Somebody once asked me why I don’t publish more of my photojournalism on social media? It is a fair question considering that like Pavlov’s Dogs we have been conditioned to think that Instagram and Facebook are the driving forces behind building a successful reputation as a photojournalist, photographer or content creator. The truth is that it isn’t.
Sure, you can put your photos on these social media platforms and get some pretty decent attention. Friends and family will validate your work and tell you how great it is just to keep from hurting your feelings or alienating you. But the reality is that Facebook and Instagram do not really do as much for your business or brand as you might think. Let me explain.

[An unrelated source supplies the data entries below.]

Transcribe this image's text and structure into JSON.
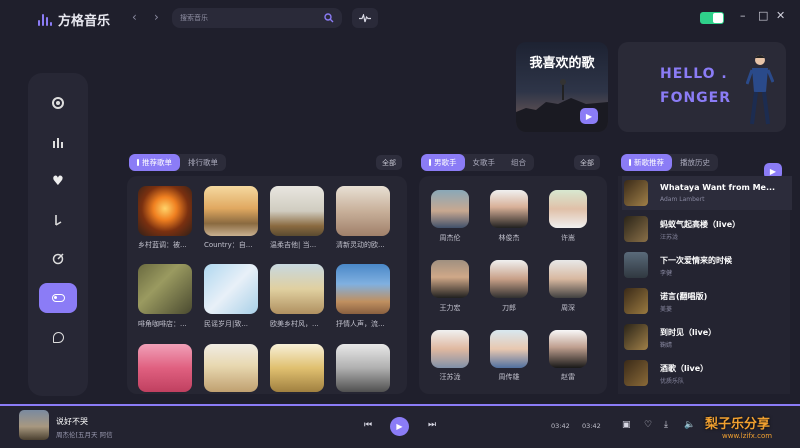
{
  "app": {
    "title": "方格音乐"
  },
  "search": {
    "placeholder": "搜索音乐"
  },
  "banner": {
    "favorite_title": "我喜欢的歌",
    "hello_line1": "HELLO .",
    "hello_line2": "FONGER"
  },
  "playlists": {
    "tabs": [
      "推荐歌单",
      "排行歌单"
    ],
    "all_label": "全部",
    "items": [
      {
        "label": "乡村蓝调：被..."
      },
      {
        "label": "Country：自..."
      },
      {
        "label": "温柔吉他| 当..."
      },
      {
        "label": "清新灵动的欧..."
      },
      {
        "label": "啡角咖啡店：..."
      },
      {
        "label": "民谣岁月|致..."
      },
      {
        "label": "欧美乡村风，..."
      },
      {
        "label": "抒情人声，流..."
      },
      {
        "label": ""
      },
      {
        "label": ""
      },
      {
        "label": ""
      },
      {
        "label": ""
      }
    ]
  },
  "singers": {
    "tabs": [
      "男歌手",
      "女歌手",
      "组合"
    ],
    "all_label": "全部",
    "items": [
      {
        "name": "周杰伦"
      },
      {
        "name": "林俊杰"
      },
      {
        "name": "许嵩"
      },
      {
        "name": "王力宏"
      },
      {
        "name": "刀郎"
      },
      {
        "name": "周深"
      },
      {
        "name": "汪苏泷"
      },
      {
        "name": "周传雄"
      },
      {
        "name": "赵雷"
      }
    ]
  },
  "songs": {
    "tabs": [
      "新歌推荐",
      "播放历史"
    ],
    "items": [
      {
        "name": "Whataya Want from Me...",
        "artist": "Adam Lambert"
      },
      {
        "name": "蚂蚁气起高楼（live）",
        "artist": "汪苏泷"
      },
      {
        "name": "下一次爱情来的时候",
        "artist": "李健"
      },
      {
        "name": "诺言(翻唱版)",
        "artist": "美菱"
      },
      {
        "name": "到时见（live）",
        "artist": "鞠婧"
      },
      {
        "name": "酒歌（live）",
        "artist": "优质乐队"
      }
    ]
  },
  "player": {
    "song": "说好不哭",
    "artist": "周杰伦[五月天 阿信",
    "current_time": "03:42",
    "total_time": "03:42"
  },
  "watermark": {
    "main": "梨子乐分享",
    "sub": "www.lzifx.com"
  },
  "colors": {
    "accent": "#8b7cf6",
    "background": "#1f1f2c",
    "toggle": "#2fd08a"
  }
}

My business as a photojournalist revolves nearly 90% around editorial photography and videos—mainly photography. But what exactly is that? You take photos of people and things for editorial use right? Wrong. That is only one part of the job.
An editorial or commercial photographer/photojournalist might have to arrange for hair and make-up. You could also have to have location scouting and arrange for campers or RVs for your talent. Catering will likely be needed for the shoot. Then you have to work with the editors and art buyers to deliver EXACTLY what they are looking for. Here is a cold hard truth—art buyers are not interested in your creativity or how you express yourself. They are more interested in how you can deliver their story or brand. I think that bears repeating—they are more concerned on how you can deliver their story or their brand.

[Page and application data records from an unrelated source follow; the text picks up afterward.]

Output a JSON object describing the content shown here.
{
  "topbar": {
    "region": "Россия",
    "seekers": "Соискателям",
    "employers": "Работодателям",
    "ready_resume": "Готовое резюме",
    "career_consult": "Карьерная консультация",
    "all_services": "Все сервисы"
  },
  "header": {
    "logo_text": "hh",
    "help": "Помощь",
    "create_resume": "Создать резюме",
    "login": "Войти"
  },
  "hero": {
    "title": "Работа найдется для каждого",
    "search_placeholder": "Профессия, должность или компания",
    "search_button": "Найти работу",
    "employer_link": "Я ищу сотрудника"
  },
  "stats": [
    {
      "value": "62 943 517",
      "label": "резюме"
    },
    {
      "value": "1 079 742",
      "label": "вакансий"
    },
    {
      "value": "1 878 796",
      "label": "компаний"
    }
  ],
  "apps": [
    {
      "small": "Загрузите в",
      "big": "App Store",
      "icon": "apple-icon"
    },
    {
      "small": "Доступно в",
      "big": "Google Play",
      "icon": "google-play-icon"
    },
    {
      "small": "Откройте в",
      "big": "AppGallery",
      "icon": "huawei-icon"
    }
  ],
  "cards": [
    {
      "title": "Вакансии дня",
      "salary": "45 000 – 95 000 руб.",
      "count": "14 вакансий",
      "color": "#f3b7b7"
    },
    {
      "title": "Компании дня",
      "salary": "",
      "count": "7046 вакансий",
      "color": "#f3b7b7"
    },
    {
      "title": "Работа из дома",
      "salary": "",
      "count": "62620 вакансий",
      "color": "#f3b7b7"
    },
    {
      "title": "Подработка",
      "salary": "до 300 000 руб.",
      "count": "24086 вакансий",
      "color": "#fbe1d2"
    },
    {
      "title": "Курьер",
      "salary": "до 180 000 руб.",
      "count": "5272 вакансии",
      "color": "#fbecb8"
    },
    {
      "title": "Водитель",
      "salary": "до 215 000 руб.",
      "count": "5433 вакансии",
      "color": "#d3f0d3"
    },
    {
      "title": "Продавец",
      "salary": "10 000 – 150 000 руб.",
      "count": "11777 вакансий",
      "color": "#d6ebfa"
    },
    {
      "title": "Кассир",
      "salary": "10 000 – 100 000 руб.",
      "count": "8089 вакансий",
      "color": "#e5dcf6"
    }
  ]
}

When I speak with editors I have a pretty clear idea of what they are looking for in a story or images before I agree to the job. I make sure that I have a full understanding of their work and their brand before I go in and shoot. I would not shoot a house in an upscale neighborhood without showcasing some simple highlights of that neighborhood and what the potential buyer will see from their front yard. I would not shoot Coca-Cola with a vivid blue background. I would not shoot a local politician in their office if the story isn’t directly about them and their office. It makes zero sense. You have to understand where the story is going before you can shoot the story. Often that is a luxury, often it isn’t. You just have to feel your way through it.

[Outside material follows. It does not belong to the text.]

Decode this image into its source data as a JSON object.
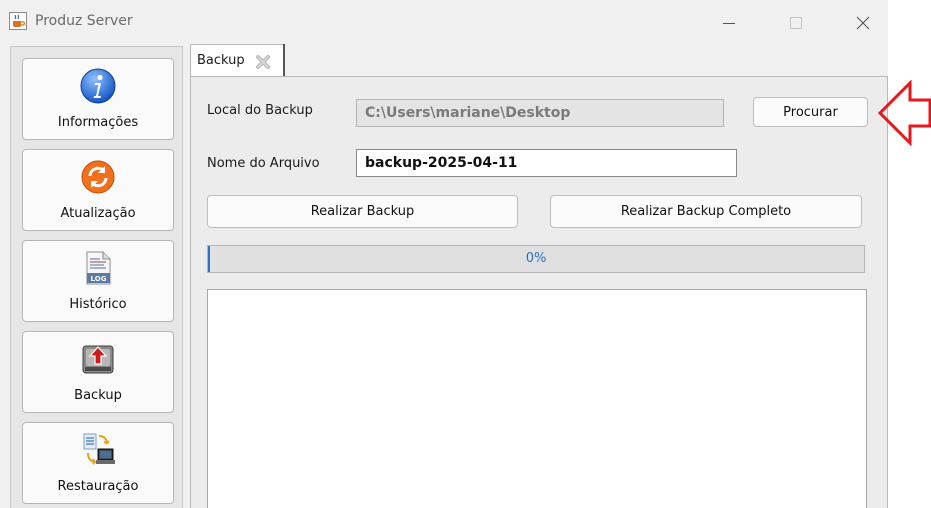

When it comes down putting your work on the internet I don’t think you should be constantly promoting your work as much as your TOTAL capabilities as a company. You can’t think of yourself as a commercial photographer, you have to think of yourself as a content creation company that delivers on the regular.
Posting interesting tear sheets and images from photo shoots are great! But it should not be your entire feed. By far, let your social feeds talk moser about capabilities and strengths and less about your photography.
Remember—there is a big difference between somebody that likes to take pictures and a photographer or photojournalist. Take that for what it is worth.